January 15, 2017


Because Wolf Cub Scouts enter the den as soon as they are age eight and go into Bear Cubs near their 9th birthday, the different dens are always changing. This month we have two Wolf Cubs. Next month we will have only one for a few months. We have what we call “adventures” in the Cub Scout Program. For Wolf Cubs, in January we do “Cubs Who Care.” The activities focus on becoming aware of disabilities and on how to treat people who have them. We speak of visible and invisible or mental disabilities. The program emphasizes active learning with lots of fun and a minimum of talking.


So two little Cubs in uniform appeared, and we tried out various tools to help the physically disabled. To make the experience more real, we put fake blood on a leg and wrapped it in a bandage, letting some “leak through” to add to the yuck factor (important with 8-year-olds). Then we practiced with a cane, a walker and a wheelchair outside on the sidewalk.


The cane helped them with their imaginary injured heel. Then we told them they had been sick for a very long time so were very weak and needed a walker. They build on such ideas. The first boy learned how to take the walker down a step and walk. The second was very, very “weak.” He kept getting exhausted and falling onto the seat to rest up to go farther. In fact, he got so weak that he stumbled into a snow bank and we all helped pull him out with laughter and admiration for his performance.


The smaller boy rode in the wheelchair while the larger pushed him down a step, onto a sidewalk, down a driveway, across the street. The smaller pushed the larger back to where we came from.  Those boys found out how slow, how potentially dangerous, and how difficult it is to be in a wheelchair.


After that experience, we did some blindfolded drawing to feel how it is to be blind and we spoke of experiences such as actual injuries one of the boys had had. The time went very fast as we did other Cub Scout things such as learning American Sign Language for some of the items in the Scout Law.

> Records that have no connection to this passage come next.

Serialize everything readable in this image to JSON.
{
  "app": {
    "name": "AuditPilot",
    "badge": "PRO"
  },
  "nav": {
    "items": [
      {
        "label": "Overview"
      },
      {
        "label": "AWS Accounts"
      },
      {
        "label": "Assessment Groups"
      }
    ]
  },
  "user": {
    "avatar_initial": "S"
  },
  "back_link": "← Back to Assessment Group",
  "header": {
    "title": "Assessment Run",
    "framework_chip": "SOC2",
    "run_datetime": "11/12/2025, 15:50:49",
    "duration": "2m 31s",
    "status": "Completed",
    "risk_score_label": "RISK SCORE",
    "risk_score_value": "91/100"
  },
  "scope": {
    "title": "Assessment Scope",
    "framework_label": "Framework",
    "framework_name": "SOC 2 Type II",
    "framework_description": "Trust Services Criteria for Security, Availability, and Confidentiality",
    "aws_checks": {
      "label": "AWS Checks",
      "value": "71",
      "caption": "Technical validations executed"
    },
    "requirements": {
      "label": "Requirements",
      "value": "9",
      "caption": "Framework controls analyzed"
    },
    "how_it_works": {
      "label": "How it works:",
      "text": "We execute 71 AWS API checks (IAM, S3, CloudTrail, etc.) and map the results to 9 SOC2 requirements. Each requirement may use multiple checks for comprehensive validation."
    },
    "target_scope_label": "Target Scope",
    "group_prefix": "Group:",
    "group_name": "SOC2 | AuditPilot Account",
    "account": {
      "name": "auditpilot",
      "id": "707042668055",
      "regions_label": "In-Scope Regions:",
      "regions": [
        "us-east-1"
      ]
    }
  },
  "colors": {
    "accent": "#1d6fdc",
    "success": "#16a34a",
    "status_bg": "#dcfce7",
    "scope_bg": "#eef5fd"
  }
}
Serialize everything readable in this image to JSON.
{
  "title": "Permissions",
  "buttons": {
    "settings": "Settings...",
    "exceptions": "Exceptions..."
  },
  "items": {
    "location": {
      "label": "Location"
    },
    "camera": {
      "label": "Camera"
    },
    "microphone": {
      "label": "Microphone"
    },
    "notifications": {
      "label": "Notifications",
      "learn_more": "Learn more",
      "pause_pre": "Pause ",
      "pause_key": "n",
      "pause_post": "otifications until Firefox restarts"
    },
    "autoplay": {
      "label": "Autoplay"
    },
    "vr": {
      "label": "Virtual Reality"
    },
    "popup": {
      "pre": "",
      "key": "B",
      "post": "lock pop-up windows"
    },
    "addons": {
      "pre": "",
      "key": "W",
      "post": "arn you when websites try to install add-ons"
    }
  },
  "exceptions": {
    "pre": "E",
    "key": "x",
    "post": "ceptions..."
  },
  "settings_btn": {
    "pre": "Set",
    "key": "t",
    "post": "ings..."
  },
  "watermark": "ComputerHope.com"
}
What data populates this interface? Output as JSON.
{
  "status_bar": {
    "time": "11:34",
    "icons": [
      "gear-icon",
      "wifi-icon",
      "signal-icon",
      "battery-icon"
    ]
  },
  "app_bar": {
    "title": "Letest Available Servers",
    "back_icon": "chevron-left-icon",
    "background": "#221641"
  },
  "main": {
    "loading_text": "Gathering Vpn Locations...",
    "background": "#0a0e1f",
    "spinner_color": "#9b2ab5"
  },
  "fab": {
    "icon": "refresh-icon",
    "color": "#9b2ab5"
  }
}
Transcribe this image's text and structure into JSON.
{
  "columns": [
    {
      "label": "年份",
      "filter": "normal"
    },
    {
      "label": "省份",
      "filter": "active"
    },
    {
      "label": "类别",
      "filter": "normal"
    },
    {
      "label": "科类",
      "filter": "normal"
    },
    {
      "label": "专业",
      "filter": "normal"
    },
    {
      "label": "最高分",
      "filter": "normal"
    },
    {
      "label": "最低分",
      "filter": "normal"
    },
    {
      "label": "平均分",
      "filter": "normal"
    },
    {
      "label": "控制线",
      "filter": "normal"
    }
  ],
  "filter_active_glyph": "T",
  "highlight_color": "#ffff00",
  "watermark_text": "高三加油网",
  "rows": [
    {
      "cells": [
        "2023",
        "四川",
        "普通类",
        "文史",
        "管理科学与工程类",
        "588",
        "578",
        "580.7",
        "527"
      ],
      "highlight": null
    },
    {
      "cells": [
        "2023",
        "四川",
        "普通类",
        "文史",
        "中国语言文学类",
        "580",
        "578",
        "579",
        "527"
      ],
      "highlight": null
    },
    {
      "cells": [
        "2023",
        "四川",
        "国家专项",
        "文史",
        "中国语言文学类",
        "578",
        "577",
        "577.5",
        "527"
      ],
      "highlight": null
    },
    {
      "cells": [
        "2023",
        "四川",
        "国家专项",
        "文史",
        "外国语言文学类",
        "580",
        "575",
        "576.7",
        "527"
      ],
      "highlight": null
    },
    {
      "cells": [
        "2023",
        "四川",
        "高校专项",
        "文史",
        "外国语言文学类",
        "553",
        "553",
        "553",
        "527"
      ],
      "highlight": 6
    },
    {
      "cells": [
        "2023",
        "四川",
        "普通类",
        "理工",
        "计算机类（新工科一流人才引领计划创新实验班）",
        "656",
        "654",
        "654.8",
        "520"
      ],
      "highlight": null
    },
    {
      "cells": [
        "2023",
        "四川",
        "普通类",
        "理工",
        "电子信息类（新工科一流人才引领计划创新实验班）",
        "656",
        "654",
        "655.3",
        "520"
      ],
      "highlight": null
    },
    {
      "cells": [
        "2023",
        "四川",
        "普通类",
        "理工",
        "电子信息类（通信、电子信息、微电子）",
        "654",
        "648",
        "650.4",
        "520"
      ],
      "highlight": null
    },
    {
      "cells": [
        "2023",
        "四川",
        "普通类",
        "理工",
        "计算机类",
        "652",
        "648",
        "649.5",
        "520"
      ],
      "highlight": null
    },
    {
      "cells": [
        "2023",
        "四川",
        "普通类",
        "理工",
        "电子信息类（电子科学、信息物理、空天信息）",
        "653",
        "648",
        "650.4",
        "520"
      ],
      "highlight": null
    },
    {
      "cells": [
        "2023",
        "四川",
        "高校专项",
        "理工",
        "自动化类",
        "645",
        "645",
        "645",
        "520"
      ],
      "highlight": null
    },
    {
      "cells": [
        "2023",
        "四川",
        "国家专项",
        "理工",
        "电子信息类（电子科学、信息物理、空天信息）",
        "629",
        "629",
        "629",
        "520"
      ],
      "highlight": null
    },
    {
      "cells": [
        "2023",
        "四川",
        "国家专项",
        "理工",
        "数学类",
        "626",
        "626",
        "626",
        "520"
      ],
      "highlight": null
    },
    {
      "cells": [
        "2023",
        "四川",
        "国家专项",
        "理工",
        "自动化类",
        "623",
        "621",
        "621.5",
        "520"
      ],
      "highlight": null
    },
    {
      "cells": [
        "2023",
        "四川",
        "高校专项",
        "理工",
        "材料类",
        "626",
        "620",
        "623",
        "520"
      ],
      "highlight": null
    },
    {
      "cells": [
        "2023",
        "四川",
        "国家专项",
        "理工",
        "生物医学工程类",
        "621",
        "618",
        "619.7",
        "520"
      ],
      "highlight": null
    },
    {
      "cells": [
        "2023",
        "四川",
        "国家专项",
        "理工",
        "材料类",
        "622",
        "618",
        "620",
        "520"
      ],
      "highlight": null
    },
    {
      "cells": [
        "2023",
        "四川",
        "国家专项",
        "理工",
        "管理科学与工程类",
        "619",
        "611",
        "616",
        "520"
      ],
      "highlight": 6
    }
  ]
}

Will the lessons last? Will they remember to offer a blind person an arm rather than trying to push him or her? Will they be quick to open doors for people who are disabled? Making that leap between learning something and doing it is the big challenge with teaching and learning. That aha! when the precept turns into action is what every teacher wants. The point is that the six Den Leaders in our Pack 3768 love those Cub Scouts (and Webelos). We try as hard with one boy as we do with seven. Each Cub is unique, delightful, funny, curious, eager and active. When we checked to see who would be coming in to add to our one boy, and we were assured we’d have three cubbies by September, my partner Becky and I said “Whee!”  Becky added, “That’s job security.” PMA